Since Ulota crispa was split into three species, Ulota bruchii has become more clearly defined and, in theory at least, easier to identify.
In the field, it is readily recognised by a combination of a strongly ribbed capsule tapering to the mouth and the so-called ‘cookie-cutter’ (or star-like) appearance of the mouth itself when viewed end on; there’s a good photo of this feature below. Don’t bother trying to identify wet Ulota plants in the field! Capsules inflate and become smooth when hydrated and their shape is not helpful in this state.
You can double-check your identification by examining the peristome teeth with a compound microscope. Details of how to do this are on the Ulota intermedia page. The outer peristome teeth of U. bruchii have an attractive pattern of lines and dense fine papillae in their upper half, whilst the inner peristome teeth are striated in their lower part. The ribs of the capsule reach right up to the capsule mouth, just like in U. crispa, but that species differs in dry capsule shape and peristome teeth ornamentation.
The capsules of U. bruchii mature from autumn into winter, but they stay on the plants for many months after that and so in practice plants can be identified for much of the year.

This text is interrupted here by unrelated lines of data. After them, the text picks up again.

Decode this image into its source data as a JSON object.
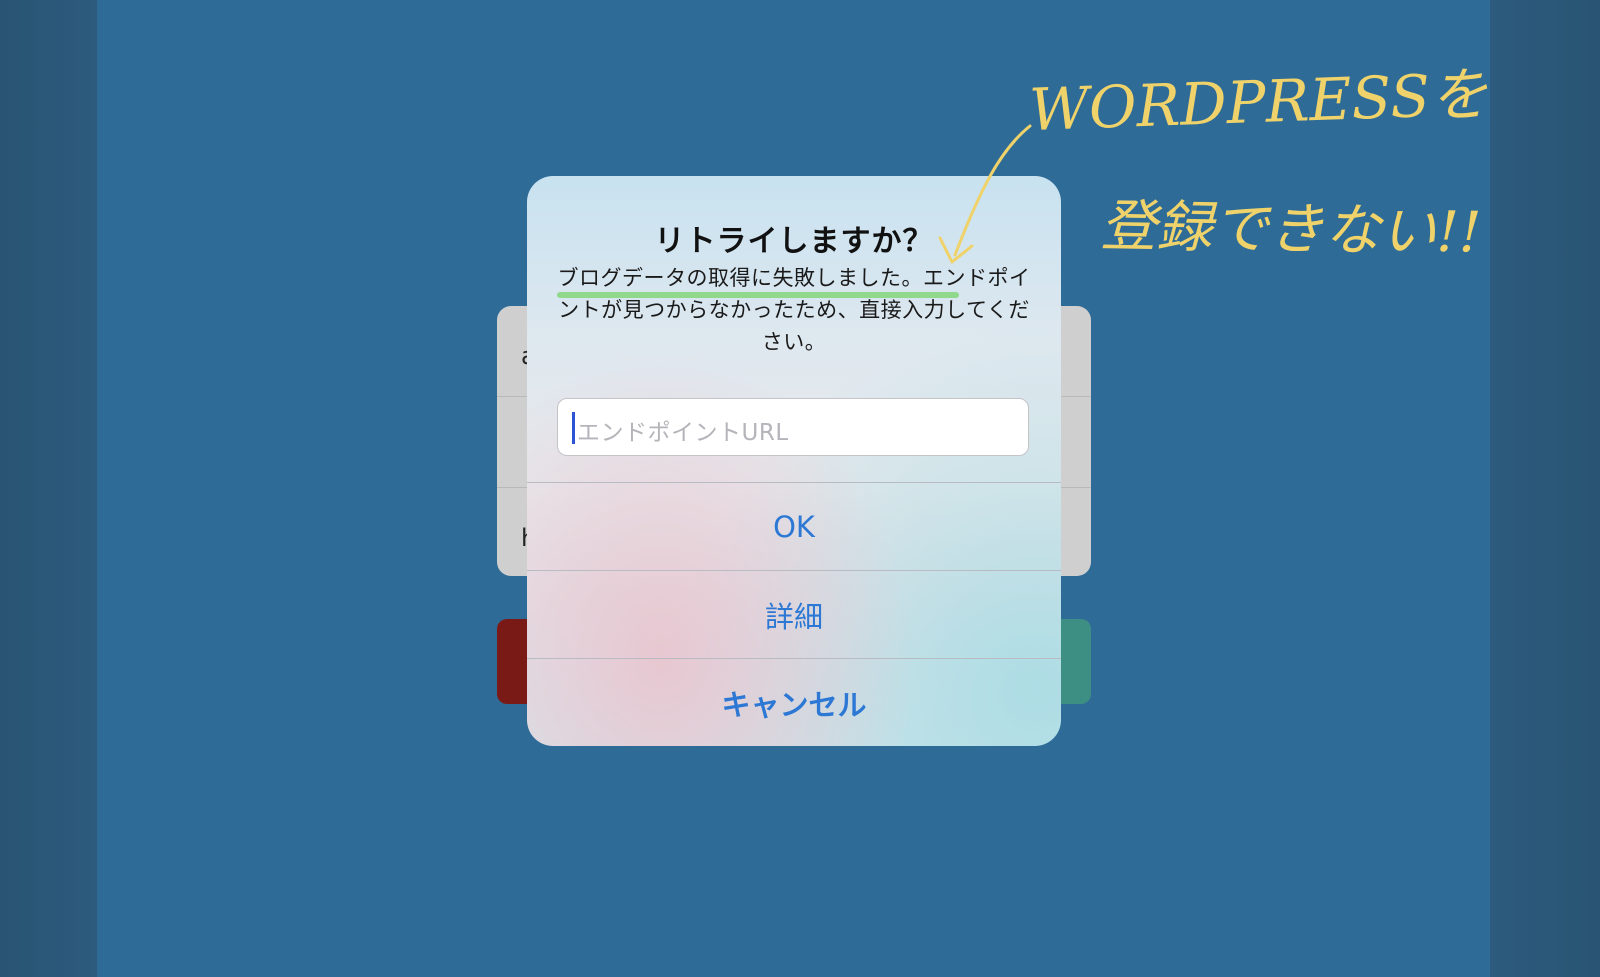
{
  "background_form": {
    "row1_text": "a",
    "row3_text": "h"
  },
  "alert": {
    "title": "リトライしますか？",
    "message": "ブログデータの取得に失敗しました。エンドポイントが見つからなかったため、直接入力してください。",
    "input_placeholder": "エンドポイントURL",
    "input_value": "",
    "buttons": {
      "ok": "OK",
      "detail": "詳細",
      "cancel": "キャンセル"
    }
  },
  "annotation": {
    "line1": "WORDPRESSを",
    "line2": "登録できない!!"
  },
  "colors": {
    "background": "#2f6b97",
    "button_text": "#2c78d4",
    "highlight": "#8fd88c",
    "annotation": "#efd36a"
  }
}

For more detail, Tom Blockeel’s 2017 Field Bryology article is strongly recommended and you can download a PDF by following the link at the bottom of this page.Read the Field Guide account